EXERCISE GOAL →
If a line in the listing below contains "icon", return that line.
==*==
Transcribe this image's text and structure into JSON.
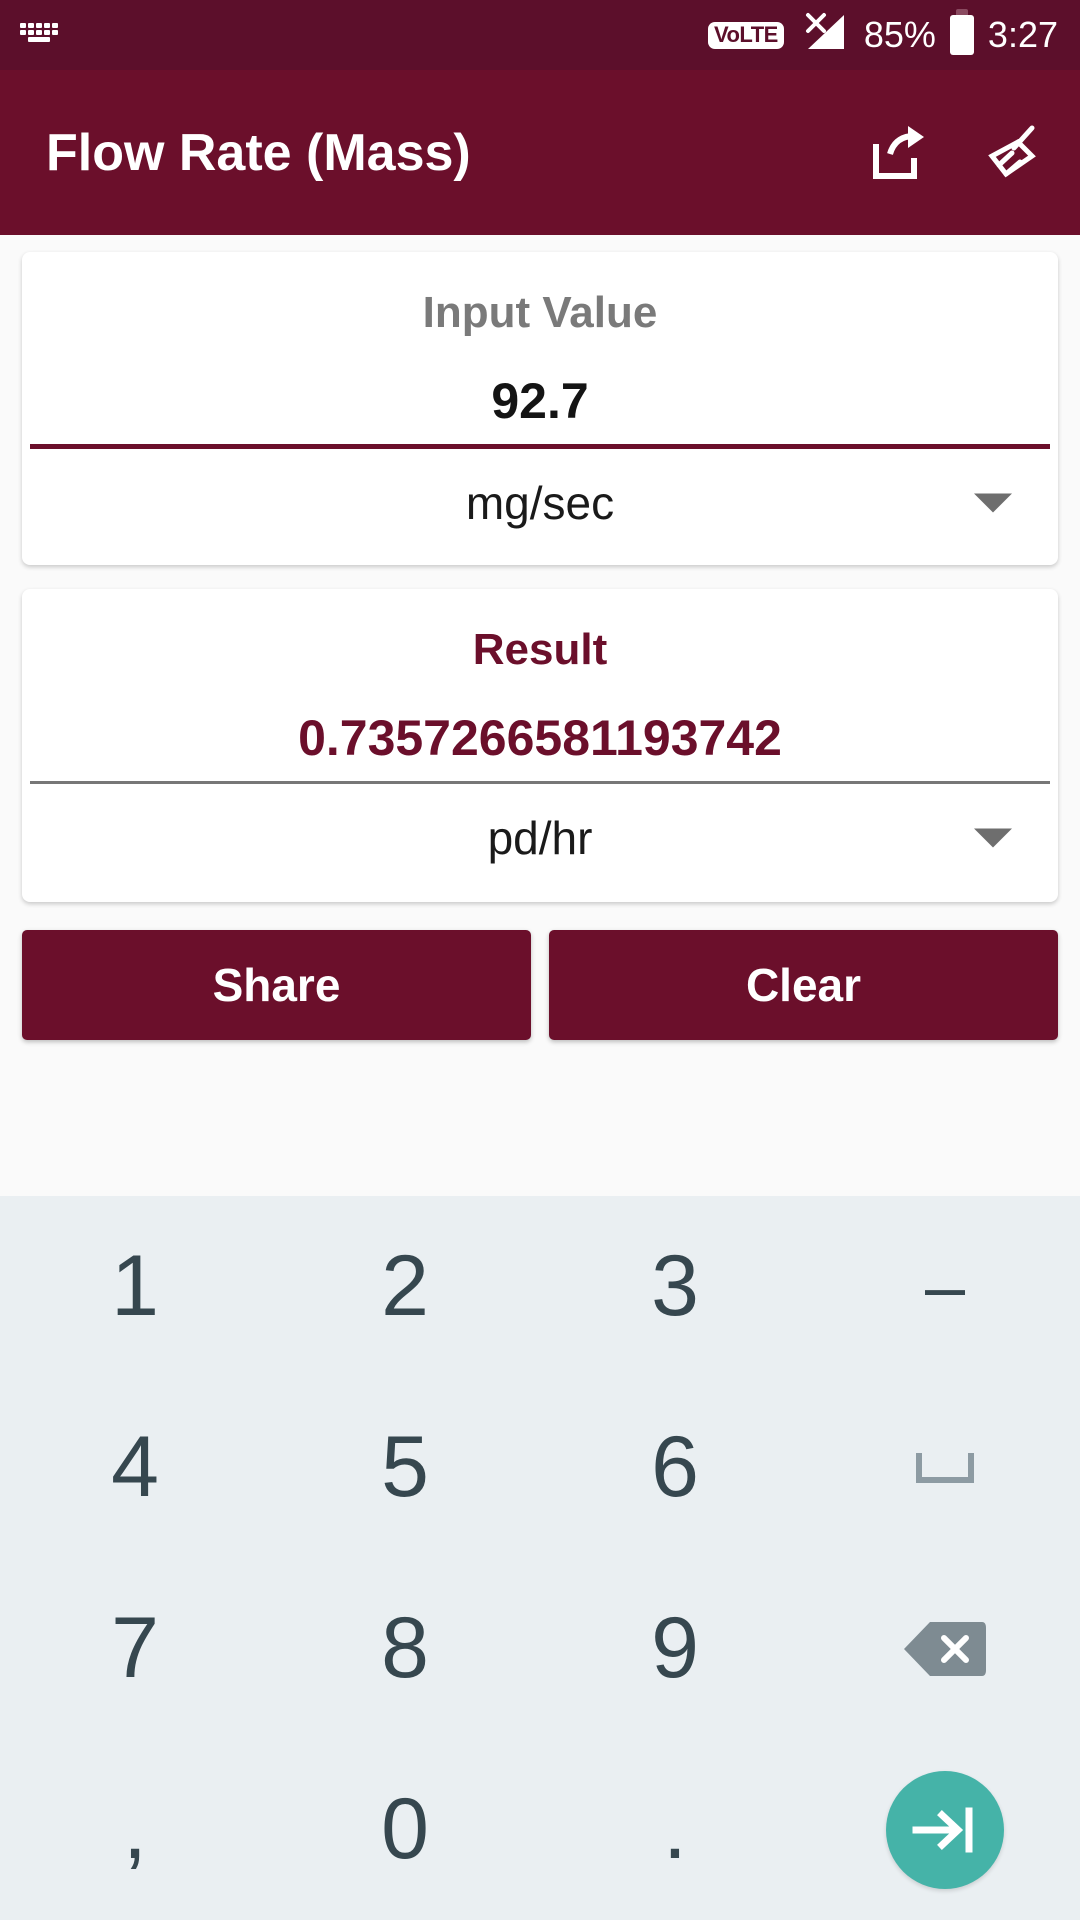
{
  "status_bar": {
    "keyboard_icon": "keyboard-icon",
    "volte_label": "VoLTE",
    "signal_icon": "signal-no-service-icon",
    "battery_percent": "85%",
    "battery_icon": "battery-icon",
    "time": "3:27"
  },
  "app_bar": {
    "title": "Flow Rate (Mass)",
    "share_icon": "share-icon",
    "clear_icon": "broom-icon",
    "background_color": "#6B0F2B"
  },
  "input_card": {
    "label": "Input Value",
    "value": "92.7",
    "unit": "mg/sec",
    "dropdown_icon": "chevron-down-icon",
    "underline_color": "#6B0F2B"
  },
  "result_card": {
    "label": "Result",
    "value": "0.7357266581193742",
    "unit": "pd/hr",
    "dropdown_icon": "chevron-down-icon",
    "underline_color": "#777777",
    "text_color": "#6B0F2B"
  },
  "actions": {
    "share_label": "Share",
    "clear_label": "Clear"
  },
  "keyboard": {
    "background_color": "#EAEFF2",
    "key_color": "#36474F",
    "accent_color": "#45B3A8",
    "rows": [
      [
        {
          "label": "1",
          "name": "key-1",
          "type": "digit"
        },
        {
          "label": "2",
          "name": "key-2",
          "type": "digit"
        },
        {
          "label": "3",
          "name": "key-3",
          "type": "digit"
        },
        {
          "label": "–",
          "name": "key-minus",
          "type": "digit"
        }
      ],
      [
        {
          "label": "4",
          "name": "key-4",
          "type": "digit"
        },
        {
          "label": "5",
          "name": "key-5",
          "type": "digit"
        },
        {
          "label": "6",
          "name": "key-6",
          "type": "digit"
        },
        {
          "label": "",
          "name": "key-space",
          "type": "space"
        }
      ],
      [
        {
          "label": "7",
          "name": "key-7",
          "type": "digit"
        },
        {
          "label": "8",
          "name": "key-8",
          "type": "digit"
        },
        {
          "label": "9",
          "name": "key-9",
          "type": "digit"
        },
        {
          "label": "",
          "name": "key-backspace",
          "type": "backspace"
        }
      ],
      [
        {
          "label": ",",
          "name": "key-comma",
          "type": "digit"
        },
        {
          "label": "0",
          "name": "key-0",
          "type": "digit"
        },
        {
          "label": ".",
          "name": "key-period",
          "type": "digit"
        },
        {
          "label": "",
          "name": "key-next",
          "type": "enter"
        }
      ]
    ]
  }
}
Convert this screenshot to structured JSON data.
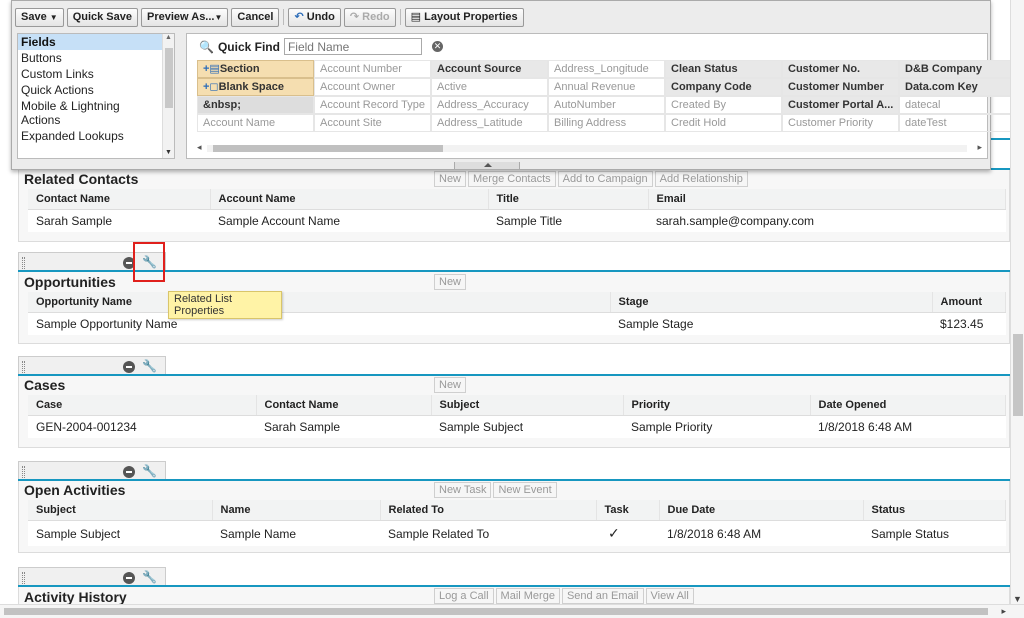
{
  "toolbar": {
    "save": "Save",
    "save_dropdown": "▼",
    "quick_save": "Quick Save",
    "preview_as": "Preview As...",
    "preview_dropdown": "▼",
    "cancel": "Cancel",
    "undo": "Undo",
    "redo": "Redo",
    "layout_properties": "Layout Properties"
  },
  "categories": [
    "Fields",
    "Buttons",
    "Custom Links",
    "Quick Actions",
    "Mobile & Lightning Actions",
    "Expanded Lookups"
  ],
  "quick_find": {
    "label": "Quick Find",
    "placeholder": "Field Name"
  },
  "fields": [
    {
      "label": "Section",
      "style": "section",
      "icon": "+▤"
    },
    {
      "label": "Account Number",
      "style": "unused"
    },
    {
      "label": "Account Source",
      "style": "used"
    },
    {
      "label": "Address_Longitude",
      "style": "unused"
    },
    {
      "label": "Clean Status",
      "style": "used"
    },
    {
      "label": "Customer No.",
      "style": "used"
    },
    {
      "label": "D&B Company",
      "style": "used"
    },
    {
      "label": "Blank Space",
      "style": "section",
      "icon": "+◻"
    },
    {
      "label": "Account Owner",
      "style": "unused"
    },
    {
      "label": "Active",
      "style": "unused"
    },
    {
      "label": "Annual Revenue",
      "style": "unused"
    },
    {
      "label": "Company Code",
      "style": "used"
    },
    {
      "label": "Customer Number",
      "style": "used"
    },
    {
      "label": "Data.com Key",
      "style": "used"
    },
    {
      "label": "&nbsp;",
      "style": "nbsp"
    },
    {
      "label": "Account Record Type",
      "style": "unused"
    },
    {
      "label": "Address_Accuracy",
      "style": "unused"
    },
    {
      "label": "AutoNumber",
      "style": "unused"
    },
    {
      "label": "Created By",
      "style": "unused"
    },
    {
      "label": "Customer Portal A...",
      "style": "used"
    },
    {
      "label": "datecal",
      "style": "unused"
    },
    {
      "label": "Account Name",
      "style": "unused"
    },
    {
      "label": "Account Site",
      "style": "unused"
    },
    {
      "label": "Address_Latitude",
      "style": "unused"
    },
    {
      "label": "Billing Address",
      "style": "unused"
    },
    {
      "label": "Credit Hold",
      "style": "unused"
    },
    {
      "label": "Customer Priority",
      "style": "unused"
    },
    {
      "label": "dateTest",
      "style": "unused"
    }
  ],
  "related_contacts": {
    "title": "Related Contacts",
    "buttons": [
      "New",
      "Merge Contacts",
      "Add to Campaign",
      "Add Relationship"
    ],
    "columns": [
      "Contact Name",
      "Account Name",
      "Title",
      "Email"
    ],
    "row": [
      "Sarah Sample",
      "Sample Account Name",
      "Sample Title",
      "sarah.sample@company.com"
    ]
  },
  "opportunities": {
    "title": "Opportunities",
    "buttons": [
      "New"
    ],
    "columns": [
      "Opportunity Name",
      "Stage",
      "Amount"
    ],
    "row": [
      "Sample Opportunity Name",
      "Sample Stage",
      "$123.45"
    ]
  },
  "tooltip": "Related List Properties",
  "cases": {
    "title": "Cases",
    "buttons": [
      "New"
    ],
    "columns": [
      "Case",
      "Contact Name",
      "Subject",
      "Priority",
      "Date Opened"
    ],
    "row": [
      "GEN-2004-001234",
      "Sarah Sample",
      "Sample Subject",
      "Sample Priority",
      "1/8/2018 6:48 AM"
    ]
  },
  "open_activities": {
    "title": "Open Activities",
    "buttons": [
      "New Task",
      "New Event"
    ],
    "columns": [
      "Subject",
      "Name",
      "Related To",
      "Task",
      "Due Date",
      "Status"
    ],
    "row": [
      "Sample Subject",
      "Sample Name",
      "Sample Related To",
      "✓",
      "1/8/2018 6:48 AM",
      "Sample Status"
    ]
  },
  "activity_history": {
    "title": "Activity History",
    "buttons": [
      "Log a Call",
      "Mail Merge",
      "Send an Email",
      "View All"
    ]
  }
}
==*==
RESPONSE AREA →
    "keyboard_icon": "keyboard-icon",
    "signal_icon": "signal-no-service-icon",
    "battery_icon": "battery-icon",
    "share_icon": "share-icon",
    "clear_icon": "broom-icon",
    "dropdown_icon": "chevron-down-icon",
    "dropdown_icon": "chevron-down-icon",
      "icon": "+▤"
      "icon": "+◻"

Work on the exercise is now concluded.